[Records excerpted from a collection]
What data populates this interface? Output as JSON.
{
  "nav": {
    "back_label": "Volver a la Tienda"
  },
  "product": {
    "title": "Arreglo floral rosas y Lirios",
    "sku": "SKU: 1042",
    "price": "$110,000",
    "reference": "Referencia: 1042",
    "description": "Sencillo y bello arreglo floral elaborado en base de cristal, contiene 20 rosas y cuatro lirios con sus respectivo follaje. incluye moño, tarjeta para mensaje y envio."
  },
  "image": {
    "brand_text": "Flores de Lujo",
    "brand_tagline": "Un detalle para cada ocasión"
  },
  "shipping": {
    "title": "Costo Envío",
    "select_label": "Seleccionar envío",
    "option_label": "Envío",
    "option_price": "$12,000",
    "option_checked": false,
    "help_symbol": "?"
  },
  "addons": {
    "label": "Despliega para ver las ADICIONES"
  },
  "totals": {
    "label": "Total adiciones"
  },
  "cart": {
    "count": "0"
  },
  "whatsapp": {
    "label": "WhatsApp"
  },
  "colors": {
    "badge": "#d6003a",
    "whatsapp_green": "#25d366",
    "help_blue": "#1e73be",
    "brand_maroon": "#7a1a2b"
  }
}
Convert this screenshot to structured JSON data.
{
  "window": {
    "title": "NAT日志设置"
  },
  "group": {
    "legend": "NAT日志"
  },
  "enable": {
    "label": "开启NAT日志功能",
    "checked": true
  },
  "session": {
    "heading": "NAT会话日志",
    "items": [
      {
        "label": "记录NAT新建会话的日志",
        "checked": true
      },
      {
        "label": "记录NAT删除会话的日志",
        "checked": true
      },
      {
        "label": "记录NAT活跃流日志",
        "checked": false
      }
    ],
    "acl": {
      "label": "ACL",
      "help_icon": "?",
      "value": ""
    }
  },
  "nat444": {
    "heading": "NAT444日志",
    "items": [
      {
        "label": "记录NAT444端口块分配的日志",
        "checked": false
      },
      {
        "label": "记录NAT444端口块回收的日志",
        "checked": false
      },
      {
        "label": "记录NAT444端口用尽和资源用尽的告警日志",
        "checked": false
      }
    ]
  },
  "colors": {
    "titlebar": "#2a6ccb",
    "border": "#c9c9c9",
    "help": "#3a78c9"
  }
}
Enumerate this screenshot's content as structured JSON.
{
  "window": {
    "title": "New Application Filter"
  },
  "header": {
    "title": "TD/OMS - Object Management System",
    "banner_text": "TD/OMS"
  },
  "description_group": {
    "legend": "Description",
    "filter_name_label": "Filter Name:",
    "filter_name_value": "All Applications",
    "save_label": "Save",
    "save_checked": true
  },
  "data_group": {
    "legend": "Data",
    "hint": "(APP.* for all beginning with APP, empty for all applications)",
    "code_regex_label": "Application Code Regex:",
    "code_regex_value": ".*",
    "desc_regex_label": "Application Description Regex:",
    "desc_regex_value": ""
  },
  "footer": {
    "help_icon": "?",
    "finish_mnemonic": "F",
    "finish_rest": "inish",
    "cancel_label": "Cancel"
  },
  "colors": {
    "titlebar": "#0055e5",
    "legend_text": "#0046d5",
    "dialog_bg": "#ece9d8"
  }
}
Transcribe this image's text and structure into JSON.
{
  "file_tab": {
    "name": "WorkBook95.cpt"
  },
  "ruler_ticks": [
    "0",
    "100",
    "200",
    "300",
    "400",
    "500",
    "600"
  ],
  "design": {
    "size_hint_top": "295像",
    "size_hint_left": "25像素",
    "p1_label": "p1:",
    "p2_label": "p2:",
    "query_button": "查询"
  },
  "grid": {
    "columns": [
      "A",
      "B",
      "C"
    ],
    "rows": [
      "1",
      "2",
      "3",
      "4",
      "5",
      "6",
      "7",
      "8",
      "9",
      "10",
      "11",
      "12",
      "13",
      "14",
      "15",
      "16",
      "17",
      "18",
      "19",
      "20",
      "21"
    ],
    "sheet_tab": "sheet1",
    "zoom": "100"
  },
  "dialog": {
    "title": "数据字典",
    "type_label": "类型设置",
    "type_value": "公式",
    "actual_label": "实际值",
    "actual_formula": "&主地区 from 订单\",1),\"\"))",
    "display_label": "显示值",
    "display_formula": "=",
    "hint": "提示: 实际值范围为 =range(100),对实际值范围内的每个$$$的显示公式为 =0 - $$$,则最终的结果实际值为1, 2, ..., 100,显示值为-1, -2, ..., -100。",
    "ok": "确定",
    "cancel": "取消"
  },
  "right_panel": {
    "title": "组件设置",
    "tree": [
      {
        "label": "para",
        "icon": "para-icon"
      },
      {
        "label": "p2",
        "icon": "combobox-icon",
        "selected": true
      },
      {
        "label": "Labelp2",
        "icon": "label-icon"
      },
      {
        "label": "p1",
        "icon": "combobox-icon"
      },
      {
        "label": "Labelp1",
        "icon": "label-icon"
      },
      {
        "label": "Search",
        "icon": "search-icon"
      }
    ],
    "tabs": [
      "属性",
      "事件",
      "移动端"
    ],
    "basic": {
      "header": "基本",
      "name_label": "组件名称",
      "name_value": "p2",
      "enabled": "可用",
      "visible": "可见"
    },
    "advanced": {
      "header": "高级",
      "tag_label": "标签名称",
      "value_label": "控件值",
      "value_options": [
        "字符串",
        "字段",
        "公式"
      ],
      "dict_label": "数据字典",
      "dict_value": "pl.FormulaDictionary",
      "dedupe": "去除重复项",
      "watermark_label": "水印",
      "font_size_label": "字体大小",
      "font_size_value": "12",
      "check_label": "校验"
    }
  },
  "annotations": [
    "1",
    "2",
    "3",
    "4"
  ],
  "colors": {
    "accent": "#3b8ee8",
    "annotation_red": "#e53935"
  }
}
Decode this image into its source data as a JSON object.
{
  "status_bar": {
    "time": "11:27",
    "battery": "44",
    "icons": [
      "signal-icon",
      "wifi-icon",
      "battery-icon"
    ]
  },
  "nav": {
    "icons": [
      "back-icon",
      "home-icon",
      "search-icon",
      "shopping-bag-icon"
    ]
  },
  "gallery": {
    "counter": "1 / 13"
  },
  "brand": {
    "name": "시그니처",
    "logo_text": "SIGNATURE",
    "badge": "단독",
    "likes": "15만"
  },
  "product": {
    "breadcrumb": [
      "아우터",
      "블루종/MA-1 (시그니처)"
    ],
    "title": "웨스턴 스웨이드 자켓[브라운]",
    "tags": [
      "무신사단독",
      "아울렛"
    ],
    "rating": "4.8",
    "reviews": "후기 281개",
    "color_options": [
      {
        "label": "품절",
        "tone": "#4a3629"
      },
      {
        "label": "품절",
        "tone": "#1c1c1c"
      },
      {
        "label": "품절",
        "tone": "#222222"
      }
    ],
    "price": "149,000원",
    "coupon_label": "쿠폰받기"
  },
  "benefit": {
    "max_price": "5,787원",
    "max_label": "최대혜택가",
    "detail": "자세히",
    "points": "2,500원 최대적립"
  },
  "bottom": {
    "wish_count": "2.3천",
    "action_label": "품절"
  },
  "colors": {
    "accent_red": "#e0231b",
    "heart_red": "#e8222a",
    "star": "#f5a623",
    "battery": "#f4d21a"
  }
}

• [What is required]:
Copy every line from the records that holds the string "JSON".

• [Solution]:
What data populates this interface? Output as JSON.
Convert this screenshot to structured JSON data.
Enumerate this screenshot's content as structured JSON.
Transcribe this image's text and structure into JSON.
Decode this image into its source data as a JSON object.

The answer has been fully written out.